Going forward, it could mean that smaller, pre-IPO software startups will be less likely to raise prices and more willing to compete on cost to gain a share of spend. That is, if they’re able to continue to raise funding, something that’s increasingly difficult in a high-interest-rate environment.
It could also mean that the most sticky, difficult-to-replace software in your stack may keep going up in price.
Investments into future tech aren’t paying off – yet
At the same time, software companies are spending massively on AI and other future tech:
- Meta lost over $3.7 billion on Reality Labs research and development, far more than their spending reductions could offset, reports the WSJ.

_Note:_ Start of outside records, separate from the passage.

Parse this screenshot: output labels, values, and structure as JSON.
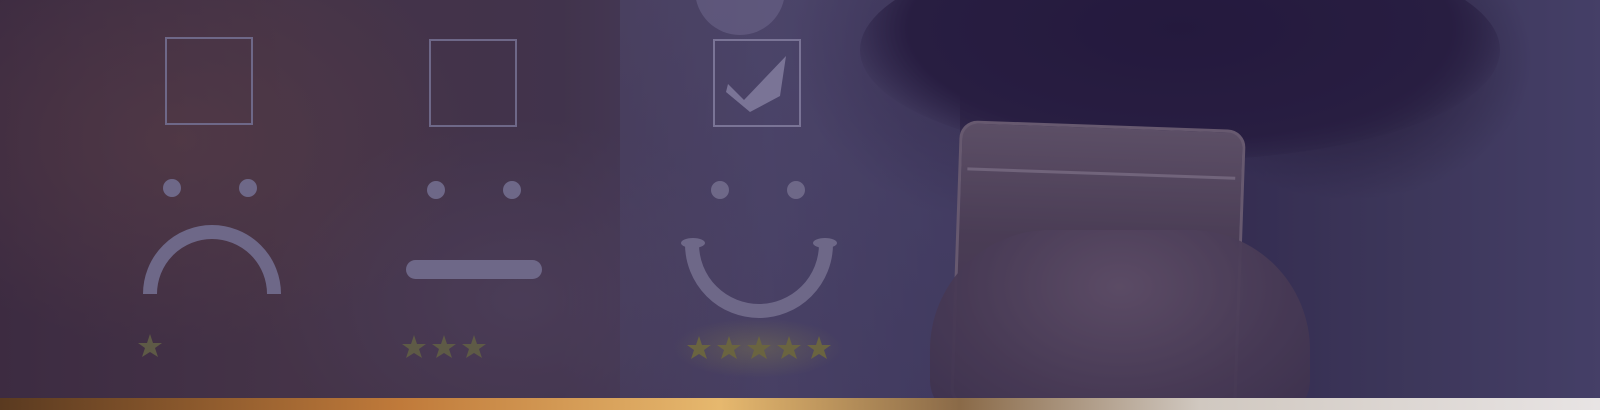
{
  "scene": {
    "description_icons": [
      {
        "icon": "unchecked-box-icon",
        "face": "sad-face-icon",
        "stars": 1,
        "checked": false
      },
      {
        "icon": "unchecked-box-icon",
        "face": "neutral-face-icon",
        "stars": 3,
        "checked": false
      },
      {
        "icon": "checked-box-icon",
        "face": "happy-face-icon",
        "stars": 5,
        "checked": true
      }
    ],
    "colors": {
      "overlay_line": "#7a7394",
      "star": "#6a6440",
      "star_glow": "#8a8448"
    }
  }
}
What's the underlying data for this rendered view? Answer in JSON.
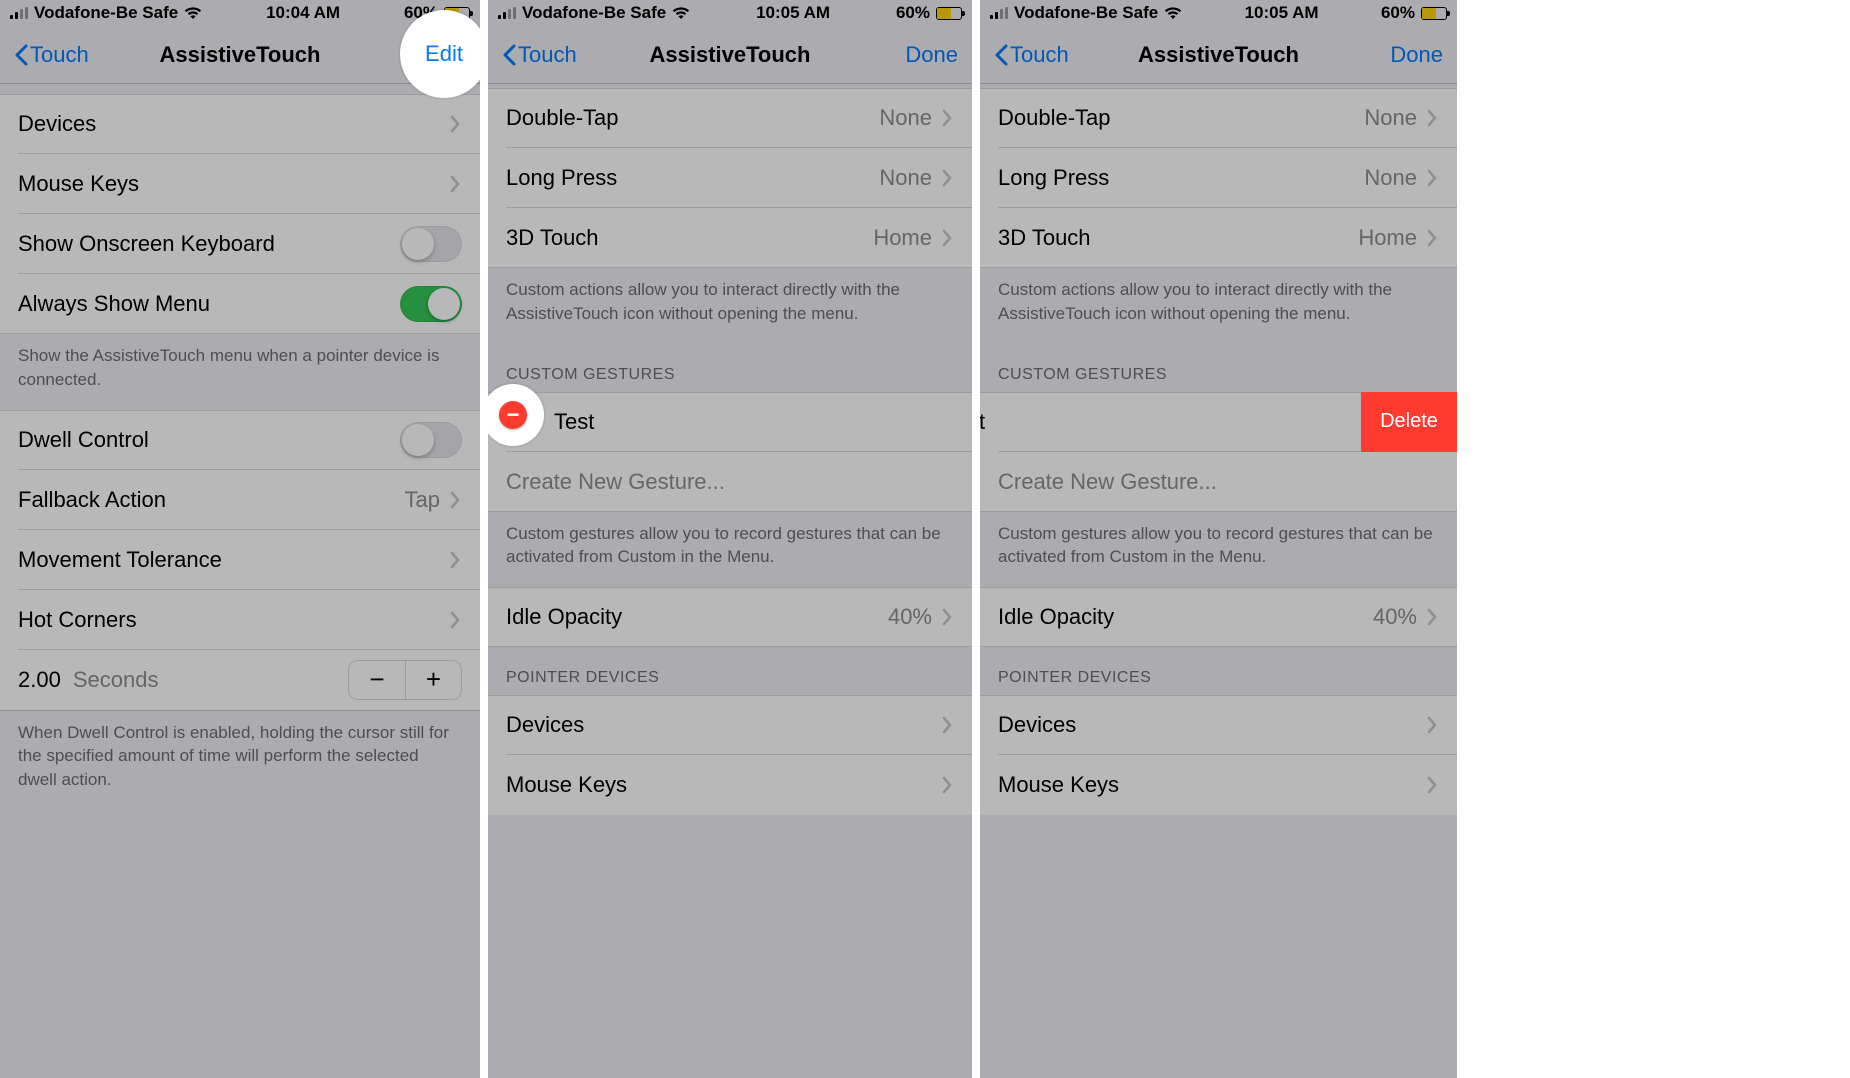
{
  "status": {
    "carrier": "Vodafone-Be Safe",
    "time1": "10:04 AM",
    "time2": "10:05 AM",
    "battery_pct": "60%"
  },
  "nav": {
    "back": "Touch",
    "title": "AssistiveTouch",
    "edit": "Edit",
    "done": "Done"
  },
  "panel1": {
    "rows": {
      "devices": "Devices",
      "mouse_keys": "Mouse Keys",
      "show_kb": "Show Onscreen Keyboard",
      "always_menu": "Always Show Menu",
      "dwell": "Dwell Control",
      "fallback": "Fallback Action",
      "fallback_val": "Tap",
      "move_tol": "Movement Tolerance",
      "hot": "Hot Corners",
      "time_val": "2.00",
      "time_unit": "Seconds"
    },
    "footer1": "Show the AssistiveTouch menu when a pointer device is connected.",
    "footer2": "When Dwell Control is enabled, holding the cursor still for the specified amount of time will perform the selected dwell action."
  },
  "panel2": {
    "rows": {
      "double_tap": "Double-Tap",
      "long_press": "Long Press",
      "td_touch": "3D Touch",
      "none": "None",
      "home": "Home",
      "gesture": "Test",
      "create": "Create New Gesture...",
      "idle": "Idle Opacity",
      "idle_val": "40%",
      "devices": "Devices",
      "mouse_keys": "Mouse Keys"
    },
    "footer_actions": "Custom actions allow you to interact directly with the AssistiveTouch icon without opening the menu.",
    "header_gestures": "CUSTOM GESTURES",
    "footer_gestures": "Custom gestures allow you to record gestures that can be activated from Custom in the Menu.",
    "header_pointer": "POINTER DEVICES"
  },
  "panel3": {
    "delete": "Delete",
    "gesture_tail": "st"
  }
}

- Microsoft CFO Amy Hood announced “accelerate[d] investment in our cloud infrastructure” to meet Microsoft Cloud growth and AI platform demand.
- Snap’s cost of revenue increased 11% percent, rising costs Ben Thompson of Stratechery suspects are fueled by investments in Snap’s “My AI.”
“Generative models can add huge compute costs,” cautions SaaS Capital’s Rob Blecher, indicating that these costs must be made up in new revenue or lower margins.
Despite those expenditures, new AI-driven revenue isn’t doing much for the bottom line.
“Growth from our AI services will be gradual,” said Microsoft’s Hood. Bloomberg found that investors are not giving a premium to AI stocks.
This aligns with what we’ve seen so far. Vendr’s data shows that AI integration doesn't strongly influence SaaS purchasing.
That leaves the new investments to be recouped with higher pricing on traditional software suites where customers have lower price sensitivity.
Going forward, new features—especially those powered by AI—will most likely only be added to higher-tier plans to drive increased subscription revenue. We’re already seeing with Google Workspace’s latest features coming only to mid and top-tier plans. AI add-ons might be pulled into the core subscription plans as well, if opt-in adoption doesn’t drive the returns needed to pay back the investment. We’ll also likely see annual plans be increasingly required or heavily incentivized in pricing, to bring churn rates down.
The year of price hikes is far from over.